Items listed in a dataset
━━━
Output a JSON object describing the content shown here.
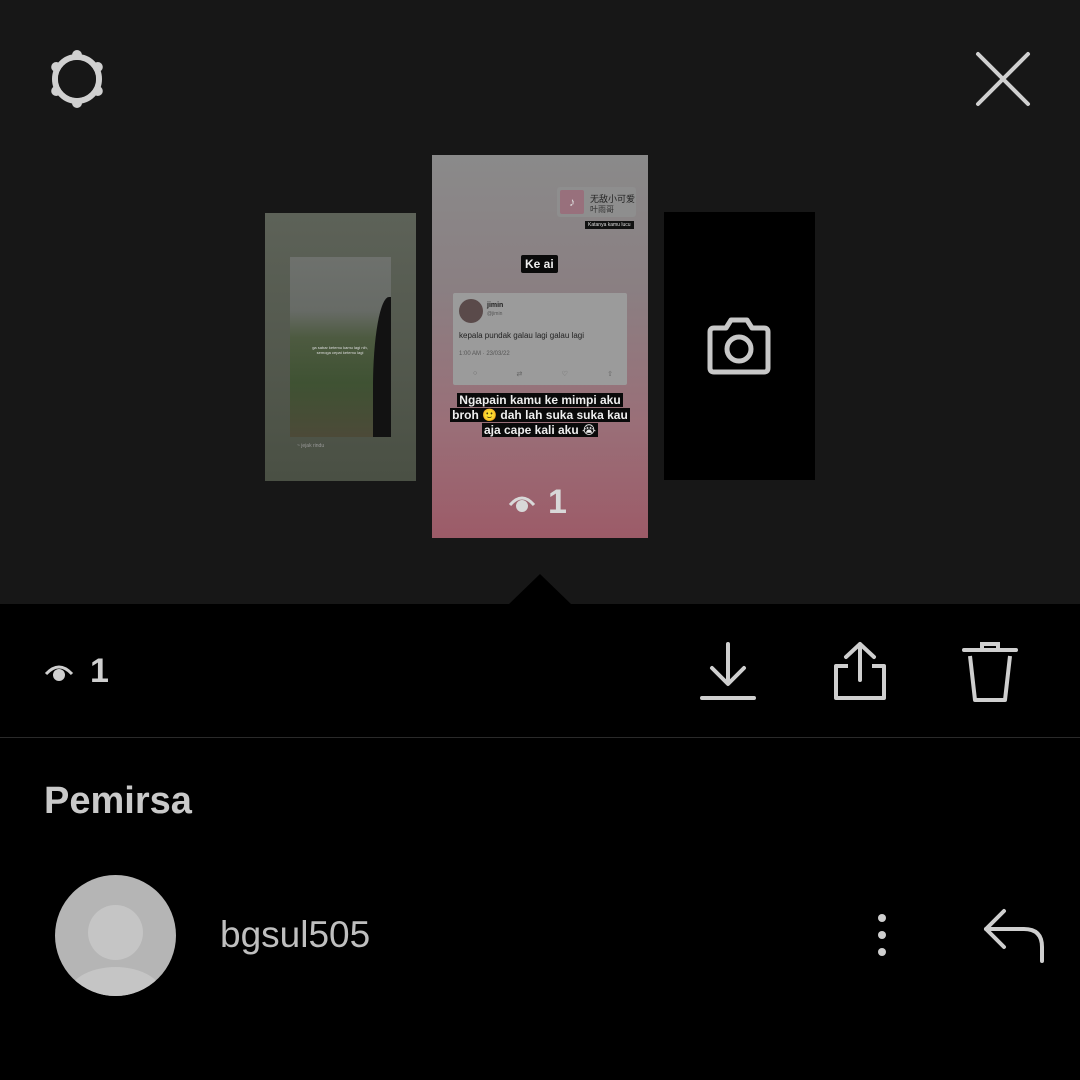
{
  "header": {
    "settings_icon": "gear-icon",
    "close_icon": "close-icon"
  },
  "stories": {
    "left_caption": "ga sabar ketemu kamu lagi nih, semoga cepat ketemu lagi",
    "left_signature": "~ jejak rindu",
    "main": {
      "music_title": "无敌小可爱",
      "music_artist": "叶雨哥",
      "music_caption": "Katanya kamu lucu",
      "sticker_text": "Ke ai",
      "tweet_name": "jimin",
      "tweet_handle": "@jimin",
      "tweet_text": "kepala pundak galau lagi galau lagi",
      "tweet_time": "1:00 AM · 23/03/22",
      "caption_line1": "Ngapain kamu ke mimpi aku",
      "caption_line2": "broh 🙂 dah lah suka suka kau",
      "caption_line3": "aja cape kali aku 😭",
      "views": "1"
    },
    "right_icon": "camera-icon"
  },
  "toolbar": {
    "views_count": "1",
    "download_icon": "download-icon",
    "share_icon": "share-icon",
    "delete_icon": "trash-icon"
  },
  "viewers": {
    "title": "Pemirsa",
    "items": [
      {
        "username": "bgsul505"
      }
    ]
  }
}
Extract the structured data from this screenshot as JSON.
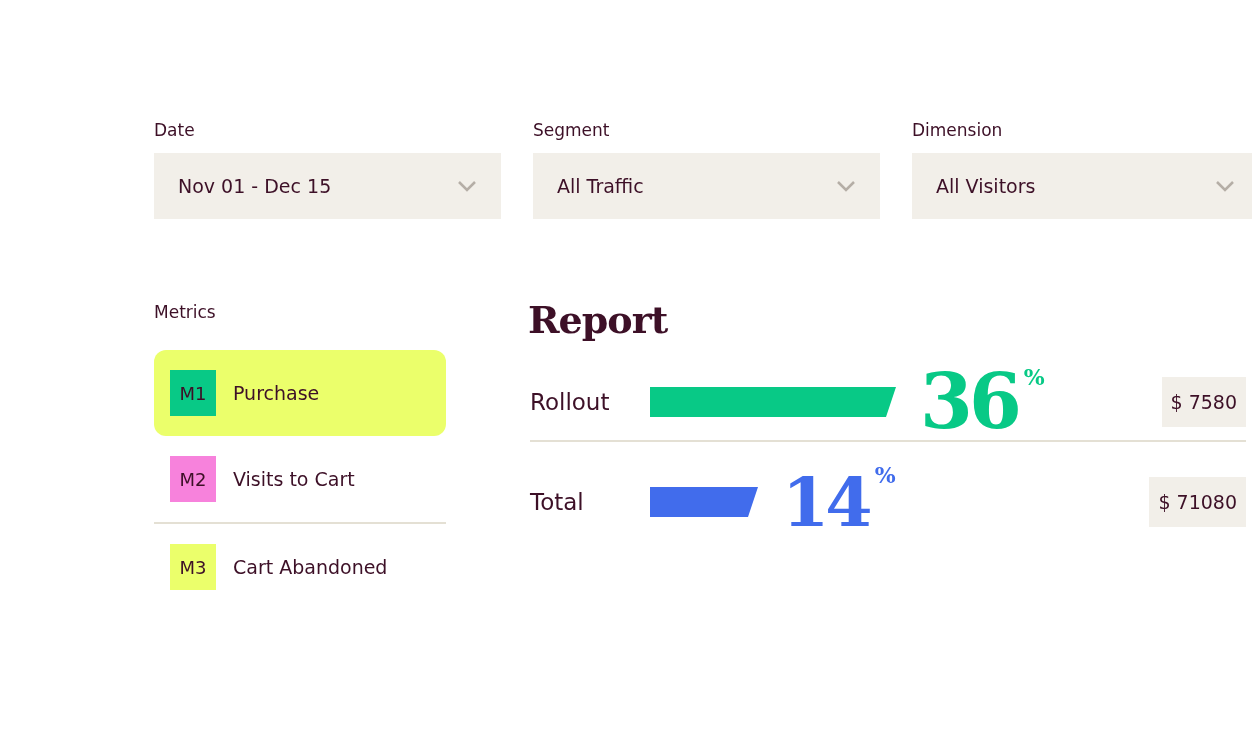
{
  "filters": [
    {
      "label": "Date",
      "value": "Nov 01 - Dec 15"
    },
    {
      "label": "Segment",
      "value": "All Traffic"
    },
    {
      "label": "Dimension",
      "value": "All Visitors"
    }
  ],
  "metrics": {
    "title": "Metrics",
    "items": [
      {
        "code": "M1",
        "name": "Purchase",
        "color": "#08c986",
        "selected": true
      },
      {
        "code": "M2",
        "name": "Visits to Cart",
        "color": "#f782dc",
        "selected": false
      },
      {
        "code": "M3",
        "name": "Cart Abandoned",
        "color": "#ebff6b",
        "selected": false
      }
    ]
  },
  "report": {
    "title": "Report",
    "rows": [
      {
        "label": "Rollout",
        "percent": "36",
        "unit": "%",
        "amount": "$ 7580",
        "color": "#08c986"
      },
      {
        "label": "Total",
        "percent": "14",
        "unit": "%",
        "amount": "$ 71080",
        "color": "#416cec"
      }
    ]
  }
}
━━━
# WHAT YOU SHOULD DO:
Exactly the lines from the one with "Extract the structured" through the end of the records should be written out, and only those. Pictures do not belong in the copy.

# ANSWER TO THIS EXERCISE:
Extract the structured data from this screenshot as JSON.
{
  "filters": [
    {
      "label": "Date",
      "value": "Nov 01 - Dec 15"
    },
    {
      "label": "Segment",
      "value": "All Traffic"
    },
    {
      "label": "Dimension",
      "value": "All Visitors"
    }
  ],
  "metrics": {
    "title": "Metrics",
    "items": [
      {
        "code": "M1",
        "name": "Purchase",
        "color": "#08c986",
        "selected": true
      },
      {
        "code": "M2",
        "name": "Visits to Cart",
        "color": "#f782dc",
        "selected": false
      },
      {
        "code": "M3",
        "name": "Cart Abandoned",
        "color": "#ebff6b",
        "selected": false
      }
    ]
  },
  "report": {
    "title": "Report",
    "rows": [
      {
        "label": "Rollout",
        "percent": "36",
        "unit": "%",
        "amount": "$ 7580",
        "color": "#08c986"
      },
      {
        "label": "Total",
        "percent": "14",
        "unit": "%",
        "amount": "$ 71080",
        "color": "#416cec"
      }
    ]
  }
}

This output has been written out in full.